It doesn't sound a great thing, except we planted it as a young plant against the back wall if the house at least 12 years ago. Neither of us had any experience of this type of plant and, of course, we were both working at the time and so we left it to do its own thing. This was a big mistake as we later discovered as it needs proper pruning to shape the plant and to encourage it to start flowering.

Once we had both finished with work the Husband decided to try and get the wisteria to flower. So for a couple of years he pruned it, albeit rather tentatively. Nothing happened. The Husband got a little frustrated about this and announced that the wisteria had one more opportunity to flower or he would dig it up and throw it away. I wouldn't call his pruning this time as tentative - it was more like buchery. Real kill or cure. After he had finished this task there was very little left, it looked like a few stems and very little green.

And it worked. We've had a good first flowering from the plant. And, hopefully, we'll have more flowers on it in future years.

Thursday, May 15, 2008

Does anyone else have the problems I do in choosing greetings cards? Every time I go in a card shop to buy a card my brain fuses. It isn’t the massive amount of choice in cards, it is because I have such difficulty finding any cards that I would actually want to buy.

Virtually every card is addressed to someone – and nowadays the cards will be clearly marked on the front of the card as for: husband, wife, brother, sister, friend, best friend, fiancee, aunt, uncle, gay lover, dog or cat (I’m not joking about these last three, I have actually seen greeting cards for sale addressed to them). And inside these cards is some sickly sentimental verse which usually is so bad it makes William McGonagall seem like the poet laureate. (The standard of verse in Valentine’s cards is especially notable.)

The less said about the so-called “funny” cards the better.
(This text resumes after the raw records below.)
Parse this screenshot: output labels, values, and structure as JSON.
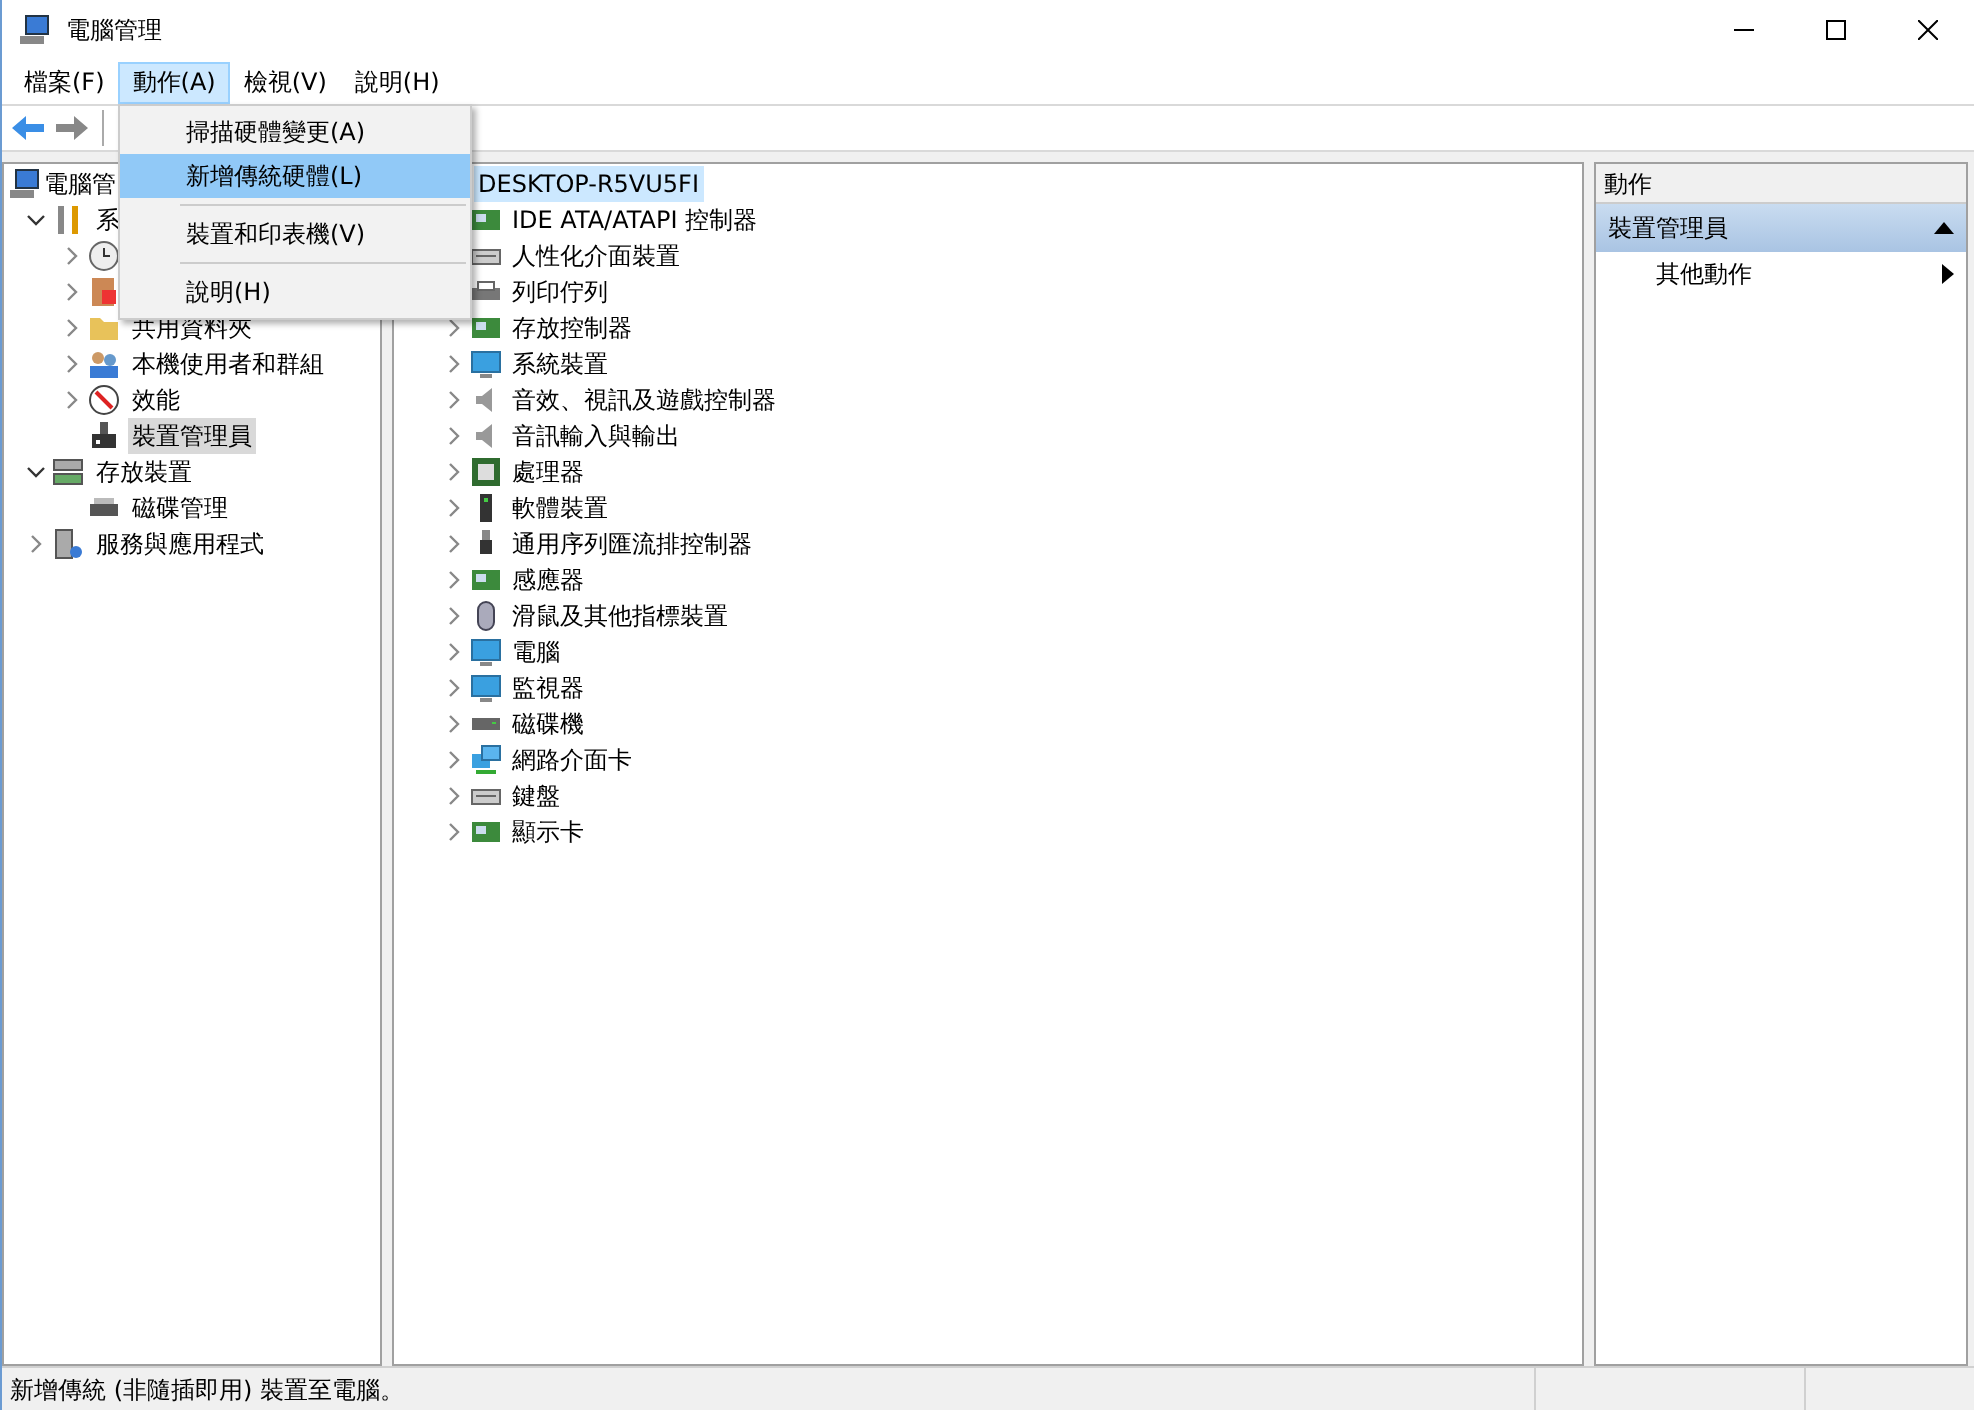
{
  "window": {
    "title": "電腦管理"
  },
  "menu_bar": [
    {
      "label": "檔案(F)",
      "selected": false
    },
    {
      "label": "動作(A)",
      "selected": true
    },
    {
      "label": "檢視(V)",
      "selected": false
    },
    {
      "label": "說明(H)",
      "selected": false
    }
  ],
  "dropdown": [
    {
      "kind": "item",
      "label": "掃描硬體變更(A)",
      "selected": false
    },
    {
      "kind": "item",
      "label": "新增傳統硬體(L)",
      "selected": true
    },
    {
      "kind": "separator"
    },
    {
      "kind": "item",
      "label": "裝置和印表機(V)",
      "selected": false
    },
    {
      "kind": "separator"
    },
    {
      "kind": "item",
      "label": "說明(H)",
      "selected": false
    }
  ],
  "left_tree": [
    {
      "label": "電腦管",
      "children": [
        {
          "label": "系",
          "expanded": true,
          "children": [
            {
              "expanded": false
            },
            {
              "expanded": false
            },
            {
              "label": "共用資料夾",
              "expanded": false,
              "selected": false
            },
            {
              "label": "本機使用者和群組",
              "expanded": false,
              "selected": false
            },
            {
              "label": "效能",
              "expanded": false,
              "selected": false
            },
            {
              "label": "裝置管理員",
              "selected": true
            }
          ]
        },
        {
          "label": "存放裝置",
          "expanded": true,
          "selected": false,
          "children": [
            {
              "label": "磁碟管理",
              "selected": false
            }
          ]
        },
        {
          "label": "服務與應用程式",
          "expanded": false,
          "selected": false
        }
      ]
    }
  ],
  "device_tree": {
    "root": {
      "label": "DESKTOP-R5VU5FI",
      "selected": true
    },
    "children": [
      {
        "label": "IDE ATA/ATAPI 控制器"
      },
      {
        "label": "人性化介面裝置"
      },
      {
        "label": "列印佇列"
      },
      {
        "label": "存放控制器",
        "expanded": false
      },
      {
        "label": "系統裝置",
        "expanded": false
      },
      {
        "label": "音效、視訊及遊戲控制器",
        "expanded": false
      },
      {
        "label": "音訊輸入與輸出",
        "expanded": false
      },
      {
        "label": "處理器",
        "expanded": false
      },
      {
        "label": "軟體裝置",
        "expanded": false
      },
      {
        "label": "通用序列匯流排控制器",
        "expanded": false
      },
      {
        "label": "感應器",
        "expanded": false
      },
      {
        "label": "滑鼠及其他指標裝置",
        "expanded": false
      },
      {
        "label": "電腦",
        "expanded": false
      },
      {
        "label": "監視器",
        "expanded": false
      },
      {
        "label": "磁碟機",
        "expanded": false
      },
      {
        "label": "網路介面卡",
        "expanded": false
      },
      {
        "label": "鍵盤",
        "expanded": false
      },
      {
        "label": "顯示卡",
        "expanded": false
      }
    ]
  },
  "actions_pane": {
    "header": "動作",
    "section": {
      "label": "裝置管理員",
      "expanded": true
    },
    "items": [
      {
        "label": "其他動作"
      }
    ]
  },
  "status_bar": {
    "text": "新增傳統 (非隨插即用) 裝置至電腦。"
  }
}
I usually look for something like this for my nephew (aged 22, and so of the right age to receive such a card). You have to plough through a huge amount of dross to find anything that is reasonably humorous without being totally offensive. Who on earth sends some of these cards with humour that borders on the obscene? And what does the recipient think?
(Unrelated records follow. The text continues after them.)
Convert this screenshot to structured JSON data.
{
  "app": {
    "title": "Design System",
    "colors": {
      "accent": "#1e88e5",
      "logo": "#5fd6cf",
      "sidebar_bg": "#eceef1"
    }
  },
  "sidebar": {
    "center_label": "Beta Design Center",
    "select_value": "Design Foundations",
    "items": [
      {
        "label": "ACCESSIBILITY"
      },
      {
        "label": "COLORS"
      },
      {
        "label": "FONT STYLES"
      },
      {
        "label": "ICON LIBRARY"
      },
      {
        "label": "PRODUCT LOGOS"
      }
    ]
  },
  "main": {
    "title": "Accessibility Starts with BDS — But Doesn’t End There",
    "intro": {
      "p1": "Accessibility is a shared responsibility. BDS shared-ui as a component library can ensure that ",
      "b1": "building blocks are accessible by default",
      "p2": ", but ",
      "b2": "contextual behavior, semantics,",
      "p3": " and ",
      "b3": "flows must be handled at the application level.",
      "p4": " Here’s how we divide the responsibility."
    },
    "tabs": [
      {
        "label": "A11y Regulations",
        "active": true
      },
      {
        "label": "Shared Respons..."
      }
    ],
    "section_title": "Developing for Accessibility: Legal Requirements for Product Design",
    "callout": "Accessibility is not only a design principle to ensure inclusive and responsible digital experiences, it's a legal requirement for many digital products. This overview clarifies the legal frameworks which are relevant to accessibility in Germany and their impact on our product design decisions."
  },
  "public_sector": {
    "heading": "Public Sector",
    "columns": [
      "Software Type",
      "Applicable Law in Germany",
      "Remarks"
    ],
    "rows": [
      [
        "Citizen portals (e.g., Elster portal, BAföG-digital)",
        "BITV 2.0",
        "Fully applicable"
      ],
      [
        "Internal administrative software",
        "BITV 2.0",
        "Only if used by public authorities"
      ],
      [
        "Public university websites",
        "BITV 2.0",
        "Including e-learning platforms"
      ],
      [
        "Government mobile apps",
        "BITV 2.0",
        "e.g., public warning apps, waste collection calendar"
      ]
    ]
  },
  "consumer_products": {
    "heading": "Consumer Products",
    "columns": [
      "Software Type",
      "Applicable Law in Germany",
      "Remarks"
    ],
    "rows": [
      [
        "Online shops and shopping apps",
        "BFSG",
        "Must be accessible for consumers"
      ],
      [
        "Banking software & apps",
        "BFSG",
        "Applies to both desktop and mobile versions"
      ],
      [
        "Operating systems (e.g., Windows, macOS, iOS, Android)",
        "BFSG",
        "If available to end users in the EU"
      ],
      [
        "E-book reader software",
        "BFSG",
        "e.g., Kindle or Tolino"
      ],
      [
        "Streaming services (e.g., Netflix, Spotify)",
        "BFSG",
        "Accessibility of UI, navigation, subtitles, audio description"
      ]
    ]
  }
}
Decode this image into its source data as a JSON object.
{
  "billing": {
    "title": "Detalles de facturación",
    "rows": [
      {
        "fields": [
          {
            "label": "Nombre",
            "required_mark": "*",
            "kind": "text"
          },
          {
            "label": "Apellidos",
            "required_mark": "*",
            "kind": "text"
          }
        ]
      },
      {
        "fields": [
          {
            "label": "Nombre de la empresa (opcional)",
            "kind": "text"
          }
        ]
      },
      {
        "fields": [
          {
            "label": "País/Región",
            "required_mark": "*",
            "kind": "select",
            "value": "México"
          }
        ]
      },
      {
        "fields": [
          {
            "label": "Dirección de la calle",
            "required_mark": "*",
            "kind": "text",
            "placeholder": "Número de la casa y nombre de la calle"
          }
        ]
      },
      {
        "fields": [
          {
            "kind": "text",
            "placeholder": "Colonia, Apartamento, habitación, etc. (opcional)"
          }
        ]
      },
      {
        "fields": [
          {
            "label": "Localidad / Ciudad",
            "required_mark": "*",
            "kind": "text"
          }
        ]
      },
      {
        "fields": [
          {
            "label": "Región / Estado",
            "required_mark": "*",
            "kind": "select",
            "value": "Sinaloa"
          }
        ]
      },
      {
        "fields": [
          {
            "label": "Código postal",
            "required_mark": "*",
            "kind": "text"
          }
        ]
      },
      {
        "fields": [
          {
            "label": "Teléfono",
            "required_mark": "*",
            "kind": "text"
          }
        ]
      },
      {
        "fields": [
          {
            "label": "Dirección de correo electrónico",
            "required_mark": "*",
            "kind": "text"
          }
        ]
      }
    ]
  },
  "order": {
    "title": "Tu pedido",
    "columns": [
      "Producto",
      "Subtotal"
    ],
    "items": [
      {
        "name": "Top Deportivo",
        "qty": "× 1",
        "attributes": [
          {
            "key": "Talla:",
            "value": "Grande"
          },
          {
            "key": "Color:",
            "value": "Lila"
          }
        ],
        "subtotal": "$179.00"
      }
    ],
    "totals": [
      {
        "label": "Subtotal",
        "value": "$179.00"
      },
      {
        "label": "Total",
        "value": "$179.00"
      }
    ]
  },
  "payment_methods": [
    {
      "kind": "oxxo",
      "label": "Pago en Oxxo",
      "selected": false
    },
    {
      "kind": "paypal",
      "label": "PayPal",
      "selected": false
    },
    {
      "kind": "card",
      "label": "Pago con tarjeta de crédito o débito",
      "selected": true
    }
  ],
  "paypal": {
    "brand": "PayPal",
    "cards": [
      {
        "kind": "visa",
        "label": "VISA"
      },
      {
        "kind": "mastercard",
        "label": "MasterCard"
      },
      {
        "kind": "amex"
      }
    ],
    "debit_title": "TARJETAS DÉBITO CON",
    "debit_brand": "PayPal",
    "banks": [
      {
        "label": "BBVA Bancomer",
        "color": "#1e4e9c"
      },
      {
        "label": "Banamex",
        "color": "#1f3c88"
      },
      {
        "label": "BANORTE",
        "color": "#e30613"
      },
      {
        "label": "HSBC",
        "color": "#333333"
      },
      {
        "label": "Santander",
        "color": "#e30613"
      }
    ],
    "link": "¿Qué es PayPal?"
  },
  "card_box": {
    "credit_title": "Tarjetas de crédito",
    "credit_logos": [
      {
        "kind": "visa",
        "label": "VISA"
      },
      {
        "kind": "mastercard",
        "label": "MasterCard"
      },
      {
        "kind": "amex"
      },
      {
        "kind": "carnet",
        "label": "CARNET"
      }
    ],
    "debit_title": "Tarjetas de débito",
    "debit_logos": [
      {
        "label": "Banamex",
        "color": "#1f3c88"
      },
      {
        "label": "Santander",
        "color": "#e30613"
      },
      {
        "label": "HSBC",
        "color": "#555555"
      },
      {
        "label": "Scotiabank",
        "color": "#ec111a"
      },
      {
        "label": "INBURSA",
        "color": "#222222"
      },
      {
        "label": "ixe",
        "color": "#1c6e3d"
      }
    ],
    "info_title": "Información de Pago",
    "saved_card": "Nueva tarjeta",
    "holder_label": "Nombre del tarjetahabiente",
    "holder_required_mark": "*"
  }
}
What is wrong with a nice card with a nice picture on the front which says inside “Happy Birthday”? That’s what I like to find but usually I have the dickens of a job to find anything suitable. I like to think that by sending a card that it goes without saying that I am thinking of the person. I don’t need to send card with some meaningless verse inside to say so.

The local card shop is exceptionally large and full of cards. But those of the type I like fill just a couple of feet of space in the very back of the shop and I generally have to hunt to find them. And even then the choice of decorations on the front of the cards often does not inspire. I can usually find something suitable for a lady with perhaps flowers or something else feminine and pretty on the front. But try to find a card for a man. Just what “manly” picture do you find on the front of a card? Racing cars, yachts and then only if you are lucky.
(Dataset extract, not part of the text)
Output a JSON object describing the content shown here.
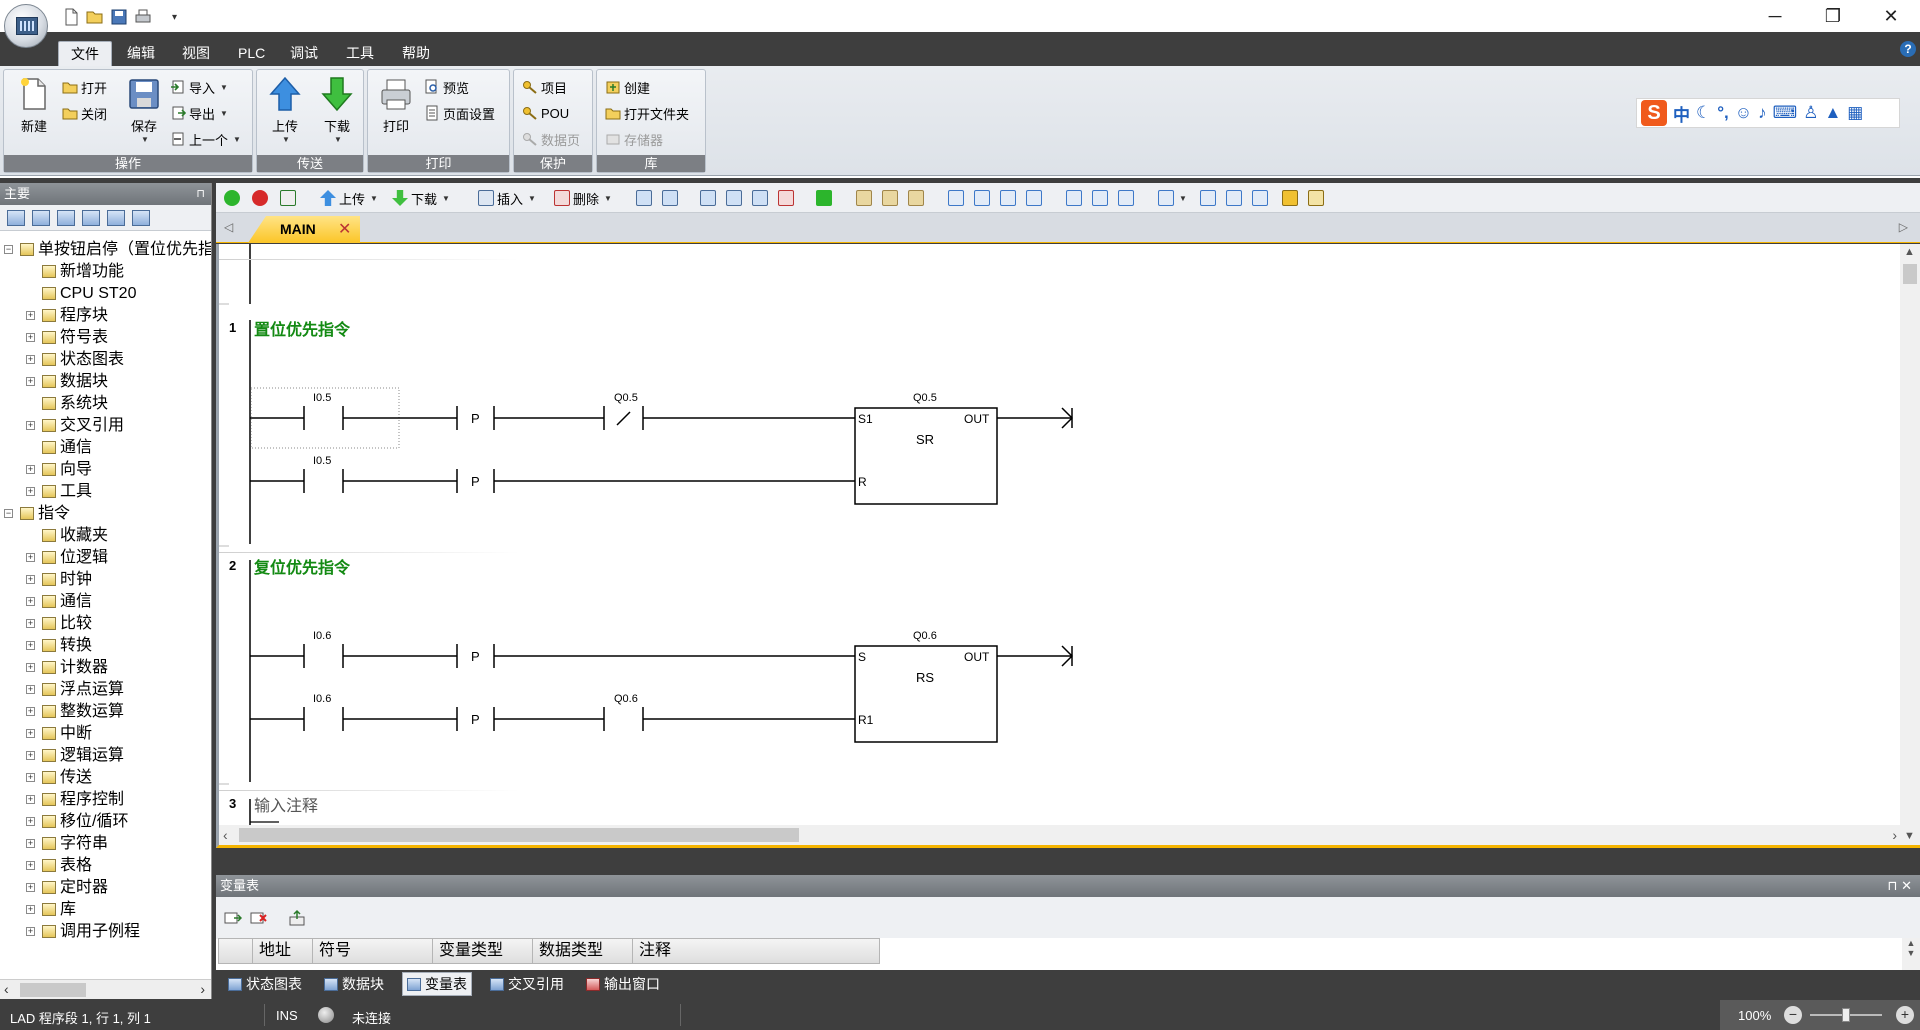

Often nowadays I go for a card with no writing inside. That always seems the best option. Then I can chose something with a picture I like and am suitable for the person I am sending it to and write something suitable inside.

Am I being too picky about greetings cards? I am just aware of a close friend who was sent an ordinary Christmas card with a printed verse inside that wished her “the best Christmas ever” two months after the death of her son. It was obviously done totally unthinkingly by a sender who just hadn’t thought of what was printed in the card. But seeing how much hurt that card caused made me think twice and forever about the potential impact of a sent greetings card.